Technically it’s not really suicide though because Anck-su-namun does not intend to stay dead for long. She knows her boyfriend will steal her body and bring her back from the dead before she loses too much skin tone.
The opening scene is indicative of a theme in The Mummy. The men may be the ones fighting and stabbing and hiding from mummies but the women are the ones who initiate all the action.
We then fast-forward approximately three millennia to 1926. We meet Evelyn (Rachel Weisz), an adorable and brilliant (if rather clumsy) librarian who works at a museum in Cairo. Evelyn is a true scholar and Egyptologist. Her language skills play a massive role in the movie when it comes to fighting the mummy and setting the adventure in motion.
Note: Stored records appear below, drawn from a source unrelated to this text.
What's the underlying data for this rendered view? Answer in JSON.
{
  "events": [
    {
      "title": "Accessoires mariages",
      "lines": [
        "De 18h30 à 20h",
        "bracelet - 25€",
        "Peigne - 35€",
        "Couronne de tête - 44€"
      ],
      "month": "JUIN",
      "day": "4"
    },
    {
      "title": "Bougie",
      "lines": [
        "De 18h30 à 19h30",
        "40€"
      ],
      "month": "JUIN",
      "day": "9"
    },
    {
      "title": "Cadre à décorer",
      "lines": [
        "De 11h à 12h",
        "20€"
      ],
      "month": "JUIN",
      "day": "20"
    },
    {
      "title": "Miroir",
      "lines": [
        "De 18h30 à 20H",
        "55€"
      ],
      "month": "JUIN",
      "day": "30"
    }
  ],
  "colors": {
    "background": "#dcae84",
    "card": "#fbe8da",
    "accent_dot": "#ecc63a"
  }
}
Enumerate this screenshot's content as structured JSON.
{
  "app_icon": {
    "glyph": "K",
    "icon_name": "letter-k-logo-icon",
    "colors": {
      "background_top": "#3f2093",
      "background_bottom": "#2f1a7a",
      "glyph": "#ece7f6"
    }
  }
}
Despite her intelligence, Evelyn is stuck sorting books at the museum library and acting as a semi-caretaker for her impulsive, lazy brother. After translating an ancient map that her brother (John Hannah) stole from a treasure-hunter named O’Connell (Brendan Fraser) Evelyn decides to rescue O’Connell from a local jail and set off to find the legendary lost city of Hamunaptra.
Re-watching The Mummy I am struck by how respectfully the film treats Evelyn. She is not an average action movie hot chick. We do not get any close-ups to her chest or bottom. She never gets her clothes ripped away in a fight scene like what happened with Princess Amidala in Attack of the Clones. Her vintage dresses are not designed for the male gaze. She wears stylish pretty outfits that look exactly like what a woman would choose for herself, not what a man would choose for her.
More interestingly, Evelyn’s skills in this adventure are remarkably feminine strengths. Her grasp of emotional intelligence is high. She rescues the hero O’Connell (Brendan Fraser) from being hanged by cleverly haggling with his executioner. In another scene Evelyn is able to gently persuade twenty men pointing guns at each other to lower their weapons without firing a shot.
The Mummy does not descend into false feminism by pretending that women are as physically strong as men in a fight. We see no stupid Charlie’s Angels-style scenes of Evelyn dropping a man twice her size with one punch. Instead we see Evelyn help her brother finally defeat the mummy by translating the necessary ancient Egyptian text to send the mummy back into the underworld. And yes, studies show that women are better at language skills than men.
Evelyn is also absolutely unapologetic about her feminine status and job in a world dominated by men. Never once does she allow a man to talk down to her, not even the mummy! “I may not be an explorer or an adventurer or a treasure seeker or gunfighter,” she says in one scene while drunkenly flirting with O’Connell, “But I am proud of what I am.”
“And that is?” O’Connell responds.
“I am a librarian!” Evelyn happily proclaims.
And why the the hell not? Be proud!
For my closing argument that The Mummy is a chick flick, I present the men.
Oh yes, there are men in The Mummy. And they are gorgeous. We’re talking Brendan Fraser in his prime (yes children, before Brendan Fraser played a 600 pound dying man in The Whale he was once one of the most handsome men in Hollywood). We’re talking Oded Fehr. Hell, even the mummy was pretty good looking once he was fully resurrected.
The Mummy was made for the straight female gaze. In other words, it’s a chick flick. And a pretty decent chick flick too. I’ll take it over My Best Friend’s Wedding any day of the week.
Julia Roberts may be perky but she’s no librarian.